### WHAT IS NEEDED
Search the listing below for the string "Площадь" and show each line that contains it.

━━━━━━━━━━━━━━━━━━━━

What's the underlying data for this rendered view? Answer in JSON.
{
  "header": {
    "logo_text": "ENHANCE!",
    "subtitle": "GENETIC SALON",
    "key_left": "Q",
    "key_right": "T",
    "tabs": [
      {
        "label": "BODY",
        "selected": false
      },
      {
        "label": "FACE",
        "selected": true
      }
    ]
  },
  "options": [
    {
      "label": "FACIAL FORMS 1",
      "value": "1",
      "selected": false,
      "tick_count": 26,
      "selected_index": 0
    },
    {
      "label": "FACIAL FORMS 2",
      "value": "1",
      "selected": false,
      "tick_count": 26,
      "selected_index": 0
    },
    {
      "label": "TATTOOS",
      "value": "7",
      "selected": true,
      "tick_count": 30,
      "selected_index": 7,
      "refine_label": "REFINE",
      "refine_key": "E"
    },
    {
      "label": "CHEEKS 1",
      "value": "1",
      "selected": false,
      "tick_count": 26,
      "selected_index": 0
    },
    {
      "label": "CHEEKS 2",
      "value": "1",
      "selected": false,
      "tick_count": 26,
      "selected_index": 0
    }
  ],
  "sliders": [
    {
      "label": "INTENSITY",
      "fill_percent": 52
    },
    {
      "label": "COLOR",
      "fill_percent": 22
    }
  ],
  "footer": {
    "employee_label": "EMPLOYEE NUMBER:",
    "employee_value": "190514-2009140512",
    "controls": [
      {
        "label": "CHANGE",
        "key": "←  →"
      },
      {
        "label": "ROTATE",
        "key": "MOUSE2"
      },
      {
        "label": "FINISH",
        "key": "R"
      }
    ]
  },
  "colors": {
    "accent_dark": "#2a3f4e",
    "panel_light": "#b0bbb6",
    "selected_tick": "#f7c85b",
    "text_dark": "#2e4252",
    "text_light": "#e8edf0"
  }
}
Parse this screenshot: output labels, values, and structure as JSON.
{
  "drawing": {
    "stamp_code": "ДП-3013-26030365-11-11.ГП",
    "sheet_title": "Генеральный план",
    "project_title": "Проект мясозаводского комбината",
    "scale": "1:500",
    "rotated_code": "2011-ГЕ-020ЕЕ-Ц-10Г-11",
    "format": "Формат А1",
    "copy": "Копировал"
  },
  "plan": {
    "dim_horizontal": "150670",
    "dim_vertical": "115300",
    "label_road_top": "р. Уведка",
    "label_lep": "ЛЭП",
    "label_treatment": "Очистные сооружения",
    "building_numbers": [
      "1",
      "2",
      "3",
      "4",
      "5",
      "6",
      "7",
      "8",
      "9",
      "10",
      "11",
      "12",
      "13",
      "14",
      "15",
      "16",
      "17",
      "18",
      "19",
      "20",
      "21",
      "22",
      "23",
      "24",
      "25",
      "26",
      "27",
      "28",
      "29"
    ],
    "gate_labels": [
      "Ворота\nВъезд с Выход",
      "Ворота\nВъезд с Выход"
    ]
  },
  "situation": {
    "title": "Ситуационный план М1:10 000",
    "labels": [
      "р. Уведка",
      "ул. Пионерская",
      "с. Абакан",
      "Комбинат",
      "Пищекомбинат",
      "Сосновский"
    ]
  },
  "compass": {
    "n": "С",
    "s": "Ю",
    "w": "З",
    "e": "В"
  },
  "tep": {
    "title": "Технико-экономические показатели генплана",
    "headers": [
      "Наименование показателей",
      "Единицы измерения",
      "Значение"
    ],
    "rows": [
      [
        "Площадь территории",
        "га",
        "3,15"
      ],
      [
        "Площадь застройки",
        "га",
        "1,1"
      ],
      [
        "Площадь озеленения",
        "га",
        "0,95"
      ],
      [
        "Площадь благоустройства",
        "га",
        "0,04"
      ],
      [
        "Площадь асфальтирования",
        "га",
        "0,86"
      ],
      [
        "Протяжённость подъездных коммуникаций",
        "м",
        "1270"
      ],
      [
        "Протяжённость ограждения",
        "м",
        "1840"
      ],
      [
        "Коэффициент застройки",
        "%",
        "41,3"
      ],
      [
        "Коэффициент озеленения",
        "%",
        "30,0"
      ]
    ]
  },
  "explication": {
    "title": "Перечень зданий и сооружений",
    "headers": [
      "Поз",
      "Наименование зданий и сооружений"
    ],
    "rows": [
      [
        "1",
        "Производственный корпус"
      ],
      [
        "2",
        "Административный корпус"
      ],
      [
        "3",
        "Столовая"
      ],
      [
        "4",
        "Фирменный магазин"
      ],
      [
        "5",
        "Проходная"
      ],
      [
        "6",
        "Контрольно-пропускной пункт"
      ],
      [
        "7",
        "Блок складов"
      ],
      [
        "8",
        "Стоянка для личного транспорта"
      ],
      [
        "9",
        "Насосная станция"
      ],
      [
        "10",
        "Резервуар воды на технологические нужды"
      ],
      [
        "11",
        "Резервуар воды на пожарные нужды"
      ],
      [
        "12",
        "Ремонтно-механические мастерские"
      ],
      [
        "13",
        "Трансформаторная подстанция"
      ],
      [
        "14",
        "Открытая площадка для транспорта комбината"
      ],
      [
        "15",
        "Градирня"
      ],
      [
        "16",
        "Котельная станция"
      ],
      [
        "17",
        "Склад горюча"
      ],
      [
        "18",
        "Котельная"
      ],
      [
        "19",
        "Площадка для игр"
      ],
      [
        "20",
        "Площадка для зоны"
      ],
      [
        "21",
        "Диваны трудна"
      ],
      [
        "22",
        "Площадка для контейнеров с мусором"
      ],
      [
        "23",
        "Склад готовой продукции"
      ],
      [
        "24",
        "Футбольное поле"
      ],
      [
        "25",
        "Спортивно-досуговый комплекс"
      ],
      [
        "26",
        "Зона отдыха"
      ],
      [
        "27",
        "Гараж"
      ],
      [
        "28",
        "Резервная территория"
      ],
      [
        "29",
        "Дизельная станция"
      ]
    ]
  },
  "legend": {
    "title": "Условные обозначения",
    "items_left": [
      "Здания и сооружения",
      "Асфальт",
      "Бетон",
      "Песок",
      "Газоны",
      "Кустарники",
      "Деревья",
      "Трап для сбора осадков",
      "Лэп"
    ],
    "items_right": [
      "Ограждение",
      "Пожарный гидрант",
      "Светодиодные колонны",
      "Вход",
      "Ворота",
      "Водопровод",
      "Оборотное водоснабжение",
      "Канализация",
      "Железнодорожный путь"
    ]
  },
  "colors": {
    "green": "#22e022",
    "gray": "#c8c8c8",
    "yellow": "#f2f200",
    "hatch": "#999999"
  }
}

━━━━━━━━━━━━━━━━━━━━

### RESULT OF THE EXERCISE
        "Площадь территории",
        "Площадь застройки",
        "Площадь озеленения",
        "Площадь благоустройства",
        "Площадь асфальтирования",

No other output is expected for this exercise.